The music of this weeks Kick About prompt over on Reds Kingdom felt very christmasy and warm indeed. To me nothing feels more christmasy than going for a walk in the countryside of Ireland where the invigorating air hits you with pure refreshment and the frost glistens the shrubbery and flora. I spent a lot of my time when I was a young lad outside building rickety hideouts and treehouses with my friends and cousins. Going for a walk near my family home always feels like I am dipping into my memory fault where walking past a particular tree will spark a memory of us building and climbing away, walking through the grasses of the fields reminds me of being cut by barbed wire and being so dumbfounded by having fun that I didn’t realise I was bleeding with barbed wire marks in my palms.
I remember the beehive that was camouflaged into the ground of a particular field in perpendicular view from the balcony of our home, when all us had awoken the beast I can only imagine the sight of seeing us all running and screaming our heads off from the balcony as we ran for our lives away from the angry hive. Memories like that are scattered around the countryside of Ireland, they will echo as I stroll past them and now that I am older I can really appreciate them. Although all the hideouts and treehouses are dismantled, the trails that were grinded down are now full of vegetation again, It’s the clean air and the bright stars that haven’t changed.
Although isolation has for now stopped me from revisiting those actual areas of my past I remember them as I walk through the bogland surrounding my Mams house where I know I would have been in my element too when I was younger. I am still drawn to those picturesque areas and the crisp clean air, and I really appreciate the little bird houses built into the trees to shelter the birds in the bitter winter. I still sometimes walk past a particular tree and think – that would have been a good one.
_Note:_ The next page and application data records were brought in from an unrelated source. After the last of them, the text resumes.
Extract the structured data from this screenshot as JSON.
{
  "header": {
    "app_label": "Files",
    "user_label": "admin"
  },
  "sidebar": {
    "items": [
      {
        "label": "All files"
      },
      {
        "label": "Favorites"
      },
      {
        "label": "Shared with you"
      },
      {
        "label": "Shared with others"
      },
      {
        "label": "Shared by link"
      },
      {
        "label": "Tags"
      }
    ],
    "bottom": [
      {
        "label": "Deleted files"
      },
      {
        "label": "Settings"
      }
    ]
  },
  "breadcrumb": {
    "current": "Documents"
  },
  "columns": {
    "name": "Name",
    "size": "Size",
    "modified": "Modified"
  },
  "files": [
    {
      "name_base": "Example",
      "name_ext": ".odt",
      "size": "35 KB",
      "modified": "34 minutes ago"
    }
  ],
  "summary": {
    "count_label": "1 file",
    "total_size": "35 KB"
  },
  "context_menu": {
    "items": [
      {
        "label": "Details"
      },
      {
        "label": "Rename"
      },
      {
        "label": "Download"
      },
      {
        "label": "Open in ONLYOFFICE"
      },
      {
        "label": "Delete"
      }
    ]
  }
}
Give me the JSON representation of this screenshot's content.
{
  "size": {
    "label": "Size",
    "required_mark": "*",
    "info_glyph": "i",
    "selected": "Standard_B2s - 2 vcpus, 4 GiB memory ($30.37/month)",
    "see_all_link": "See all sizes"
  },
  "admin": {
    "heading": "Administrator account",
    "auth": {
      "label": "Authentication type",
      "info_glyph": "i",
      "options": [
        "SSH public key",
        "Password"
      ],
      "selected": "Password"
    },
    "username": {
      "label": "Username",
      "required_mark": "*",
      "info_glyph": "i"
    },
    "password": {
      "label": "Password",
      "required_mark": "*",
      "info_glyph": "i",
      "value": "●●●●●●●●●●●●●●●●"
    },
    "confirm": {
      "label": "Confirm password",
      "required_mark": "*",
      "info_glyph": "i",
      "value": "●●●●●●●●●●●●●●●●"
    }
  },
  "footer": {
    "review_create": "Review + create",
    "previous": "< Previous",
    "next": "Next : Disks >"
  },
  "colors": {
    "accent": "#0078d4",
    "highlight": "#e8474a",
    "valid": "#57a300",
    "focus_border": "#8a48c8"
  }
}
This weeks Kick About over at Reds Kingdom is the gorgeous illustrations by Eric Ravilious entitled High Street (1938). I drew one of my favourite places to have a drink or ten with my friends during the Christmas back in my home turf in shop street Galway city – a place that is always bustling with the right amount of life. It will certainly be different this year but Ravilious illustrations made me think back to those bitter winter nights where our bellies would be warm with booze and the sound of buskers filled the cobbled streets.